Professor of Biology Ken Williams

By Ed Hayward | Chronicle Staff

Published: Feb. 14, 2013

The lab of Professor of Biology Ken Williams, whose research focuses on the role of immunological cells in a range of illnesses that strike people living with HIV and AIDS, has been awarded a pair of grants totaling $4.6 million from the NIH’s National Institute of Neurological Disorders and Stroke.

Williams is the principal investigator on a five-year, $2.7 million award that marks the third round of funding for his lab’s research into monocyte and macrophage cells, which play important roles as part of the body’s immunological response.

One of the lead researchers in the Williams’ lab, Research Associate Professor of Biology Tricia Burdo, is the principal investigator on another NIH/NINDS award of $1.9 million over five years. That grant will fund a study of the role of the body’s immune response in a debilitating form of nerve damage suffered by people living with HIV.

Williams and his research team have linked the activity of macrophage and monocyte cells to the presence of debilitating conditions like dementia, cardiovascular disease and peripheral neuropathy, which strike patients living with HIV or AIDS even though they have effectively muted the virus with drug therapies.

The $2.7 million grant will support the Williams lab’s efforts to define the cell types in the brain that contribute to an HIV “viral reservoir,” which effectively harbors the virus even if it is almost undetectable in patients taking anti-retroviral therapy (ART) drugs.

Working with researchers at the University of California at San Francisco, the team will test the pairing of traditional ART drugs with and a new, orally administered form of a drug that specifically targets infected monocytes and macrophages. It would be the first time researchers have paired another drug with traditional ART in an effort to target the macrophage reservoir of HIV.
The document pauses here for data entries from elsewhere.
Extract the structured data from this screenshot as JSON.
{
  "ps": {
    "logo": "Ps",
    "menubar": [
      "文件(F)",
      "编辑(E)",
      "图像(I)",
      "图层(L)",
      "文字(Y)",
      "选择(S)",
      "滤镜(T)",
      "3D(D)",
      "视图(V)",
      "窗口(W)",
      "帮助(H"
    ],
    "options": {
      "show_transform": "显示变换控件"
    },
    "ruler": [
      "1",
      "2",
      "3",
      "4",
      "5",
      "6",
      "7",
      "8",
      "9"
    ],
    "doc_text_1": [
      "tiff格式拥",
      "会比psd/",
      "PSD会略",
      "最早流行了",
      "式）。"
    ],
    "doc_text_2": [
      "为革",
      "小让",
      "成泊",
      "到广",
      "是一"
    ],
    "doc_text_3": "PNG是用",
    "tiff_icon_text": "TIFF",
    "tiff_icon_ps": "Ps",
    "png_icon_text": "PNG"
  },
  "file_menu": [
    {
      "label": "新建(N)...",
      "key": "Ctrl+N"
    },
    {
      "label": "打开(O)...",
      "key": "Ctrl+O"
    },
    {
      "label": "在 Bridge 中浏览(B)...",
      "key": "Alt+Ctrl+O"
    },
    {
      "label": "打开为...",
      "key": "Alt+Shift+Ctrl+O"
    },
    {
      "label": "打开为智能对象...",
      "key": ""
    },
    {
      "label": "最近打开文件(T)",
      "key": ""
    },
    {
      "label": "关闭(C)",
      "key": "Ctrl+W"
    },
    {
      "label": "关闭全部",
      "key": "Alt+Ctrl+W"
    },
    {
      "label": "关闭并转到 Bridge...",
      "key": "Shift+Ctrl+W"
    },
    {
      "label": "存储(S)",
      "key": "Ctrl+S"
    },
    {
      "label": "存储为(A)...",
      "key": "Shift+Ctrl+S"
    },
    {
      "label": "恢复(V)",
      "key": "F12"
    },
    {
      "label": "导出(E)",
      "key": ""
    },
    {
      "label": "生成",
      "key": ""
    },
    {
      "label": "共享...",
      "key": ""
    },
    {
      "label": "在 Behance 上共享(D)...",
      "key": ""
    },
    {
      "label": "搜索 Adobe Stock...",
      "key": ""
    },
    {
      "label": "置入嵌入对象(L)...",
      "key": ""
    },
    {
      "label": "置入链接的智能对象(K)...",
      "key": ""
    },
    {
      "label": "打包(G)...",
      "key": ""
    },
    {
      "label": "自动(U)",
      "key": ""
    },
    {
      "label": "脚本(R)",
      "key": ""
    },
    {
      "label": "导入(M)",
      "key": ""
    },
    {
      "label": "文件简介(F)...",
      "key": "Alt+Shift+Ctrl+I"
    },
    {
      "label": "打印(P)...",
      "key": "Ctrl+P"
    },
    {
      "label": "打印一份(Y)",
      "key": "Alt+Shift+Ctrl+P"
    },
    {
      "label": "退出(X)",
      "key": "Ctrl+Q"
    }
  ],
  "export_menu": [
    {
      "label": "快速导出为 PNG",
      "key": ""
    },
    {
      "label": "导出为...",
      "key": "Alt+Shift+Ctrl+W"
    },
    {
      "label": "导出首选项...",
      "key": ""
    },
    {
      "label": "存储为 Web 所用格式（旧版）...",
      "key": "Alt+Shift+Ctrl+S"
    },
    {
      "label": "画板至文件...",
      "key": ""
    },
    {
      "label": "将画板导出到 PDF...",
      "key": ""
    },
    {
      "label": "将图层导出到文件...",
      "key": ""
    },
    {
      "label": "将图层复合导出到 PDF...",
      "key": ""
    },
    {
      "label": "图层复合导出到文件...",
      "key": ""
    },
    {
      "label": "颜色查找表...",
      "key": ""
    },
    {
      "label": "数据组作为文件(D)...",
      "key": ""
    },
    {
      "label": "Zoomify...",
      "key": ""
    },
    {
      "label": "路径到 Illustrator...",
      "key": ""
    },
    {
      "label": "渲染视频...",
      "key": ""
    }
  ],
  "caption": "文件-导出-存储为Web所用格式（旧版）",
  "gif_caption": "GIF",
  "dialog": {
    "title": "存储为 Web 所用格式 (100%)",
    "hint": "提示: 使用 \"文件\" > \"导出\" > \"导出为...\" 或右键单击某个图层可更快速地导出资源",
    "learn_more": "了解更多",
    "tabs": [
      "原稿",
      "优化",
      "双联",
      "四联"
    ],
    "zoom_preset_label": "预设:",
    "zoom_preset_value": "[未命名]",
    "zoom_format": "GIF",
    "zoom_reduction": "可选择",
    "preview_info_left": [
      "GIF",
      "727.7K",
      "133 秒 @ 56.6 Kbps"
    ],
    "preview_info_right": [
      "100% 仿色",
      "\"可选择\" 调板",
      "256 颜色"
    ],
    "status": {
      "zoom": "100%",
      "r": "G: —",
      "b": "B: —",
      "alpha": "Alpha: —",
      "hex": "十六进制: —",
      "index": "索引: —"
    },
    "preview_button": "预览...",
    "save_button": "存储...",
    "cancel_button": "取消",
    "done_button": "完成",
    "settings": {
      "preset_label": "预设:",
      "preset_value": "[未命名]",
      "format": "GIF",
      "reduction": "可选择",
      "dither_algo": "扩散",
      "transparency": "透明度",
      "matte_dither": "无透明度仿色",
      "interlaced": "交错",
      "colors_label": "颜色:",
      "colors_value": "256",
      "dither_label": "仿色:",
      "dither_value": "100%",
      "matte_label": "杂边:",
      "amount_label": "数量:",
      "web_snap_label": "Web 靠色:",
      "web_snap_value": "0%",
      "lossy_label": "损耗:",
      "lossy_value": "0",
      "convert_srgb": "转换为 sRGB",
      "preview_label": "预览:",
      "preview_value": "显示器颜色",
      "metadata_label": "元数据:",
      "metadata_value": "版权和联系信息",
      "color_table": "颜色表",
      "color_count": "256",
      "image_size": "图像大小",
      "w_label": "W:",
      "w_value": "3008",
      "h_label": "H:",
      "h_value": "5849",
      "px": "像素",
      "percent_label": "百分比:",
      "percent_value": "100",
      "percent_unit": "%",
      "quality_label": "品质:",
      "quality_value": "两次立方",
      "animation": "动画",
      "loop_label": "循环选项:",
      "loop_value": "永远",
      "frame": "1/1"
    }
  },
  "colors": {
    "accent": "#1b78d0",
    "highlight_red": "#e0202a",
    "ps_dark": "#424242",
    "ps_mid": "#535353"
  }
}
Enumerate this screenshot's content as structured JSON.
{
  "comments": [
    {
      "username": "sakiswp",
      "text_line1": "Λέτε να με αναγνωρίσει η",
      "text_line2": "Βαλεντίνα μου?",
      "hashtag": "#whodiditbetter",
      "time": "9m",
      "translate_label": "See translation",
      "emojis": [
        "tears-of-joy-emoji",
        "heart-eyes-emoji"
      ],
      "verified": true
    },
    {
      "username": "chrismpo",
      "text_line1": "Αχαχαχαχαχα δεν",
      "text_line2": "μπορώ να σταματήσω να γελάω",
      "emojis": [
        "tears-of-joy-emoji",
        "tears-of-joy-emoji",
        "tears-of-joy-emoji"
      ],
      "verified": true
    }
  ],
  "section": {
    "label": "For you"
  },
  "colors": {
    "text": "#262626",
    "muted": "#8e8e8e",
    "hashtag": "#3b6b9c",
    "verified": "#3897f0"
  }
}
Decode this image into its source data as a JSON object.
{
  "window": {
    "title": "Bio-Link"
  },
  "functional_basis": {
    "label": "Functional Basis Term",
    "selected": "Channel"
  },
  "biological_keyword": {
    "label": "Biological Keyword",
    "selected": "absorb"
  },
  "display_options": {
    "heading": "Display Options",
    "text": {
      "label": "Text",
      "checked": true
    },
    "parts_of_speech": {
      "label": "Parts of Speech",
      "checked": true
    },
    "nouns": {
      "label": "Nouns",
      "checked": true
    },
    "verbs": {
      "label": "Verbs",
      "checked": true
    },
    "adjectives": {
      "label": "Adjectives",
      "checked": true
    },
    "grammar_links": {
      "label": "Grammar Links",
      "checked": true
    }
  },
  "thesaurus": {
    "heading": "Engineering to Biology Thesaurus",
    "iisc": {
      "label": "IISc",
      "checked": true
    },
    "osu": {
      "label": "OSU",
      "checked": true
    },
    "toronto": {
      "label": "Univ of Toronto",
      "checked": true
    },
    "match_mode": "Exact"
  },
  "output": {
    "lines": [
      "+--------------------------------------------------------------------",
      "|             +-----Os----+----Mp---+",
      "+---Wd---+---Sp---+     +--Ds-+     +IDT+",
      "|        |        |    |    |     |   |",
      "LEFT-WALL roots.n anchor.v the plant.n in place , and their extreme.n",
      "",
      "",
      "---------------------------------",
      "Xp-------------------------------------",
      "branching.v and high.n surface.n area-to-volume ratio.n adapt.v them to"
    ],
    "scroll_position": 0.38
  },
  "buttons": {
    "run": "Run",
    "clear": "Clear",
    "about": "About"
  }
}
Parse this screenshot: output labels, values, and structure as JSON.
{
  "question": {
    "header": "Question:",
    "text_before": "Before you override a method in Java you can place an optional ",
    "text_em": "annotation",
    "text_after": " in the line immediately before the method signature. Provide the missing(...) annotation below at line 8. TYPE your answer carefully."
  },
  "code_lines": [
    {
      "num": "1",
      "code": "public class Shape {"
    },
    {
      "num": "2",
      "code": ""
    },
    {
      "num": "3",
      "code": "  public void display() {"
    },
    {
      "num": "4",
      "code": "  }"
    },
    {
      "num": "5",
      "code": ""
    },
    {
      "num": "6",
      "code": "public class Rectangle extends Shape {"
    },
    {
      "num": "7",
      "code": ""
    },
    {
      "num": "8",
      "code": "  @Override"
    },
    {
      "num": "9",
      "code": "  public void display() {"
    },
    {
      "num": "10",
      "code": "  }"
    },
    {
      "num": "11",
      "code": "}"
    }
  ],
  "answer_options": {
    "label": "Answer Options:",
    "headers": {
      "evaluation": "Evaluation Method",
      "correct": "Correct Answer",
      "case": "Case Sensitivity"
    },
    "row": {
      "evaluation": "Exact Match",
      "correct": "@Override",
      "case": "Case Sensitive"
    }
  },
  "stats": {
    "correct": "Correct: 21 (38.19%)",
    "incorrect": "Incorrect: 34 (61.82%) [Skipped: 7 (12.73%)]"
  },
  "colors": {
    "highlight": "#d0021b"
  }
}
Burdo’s project will study the progression of peripheral neuropathy, which afflicts nearly seven out of 10 people living with HIV. Burdo said it’s important to pinpoint early and advanced stages of neuropathy with biomarkers, and explore potential drug therapies that could stop or slow the disease.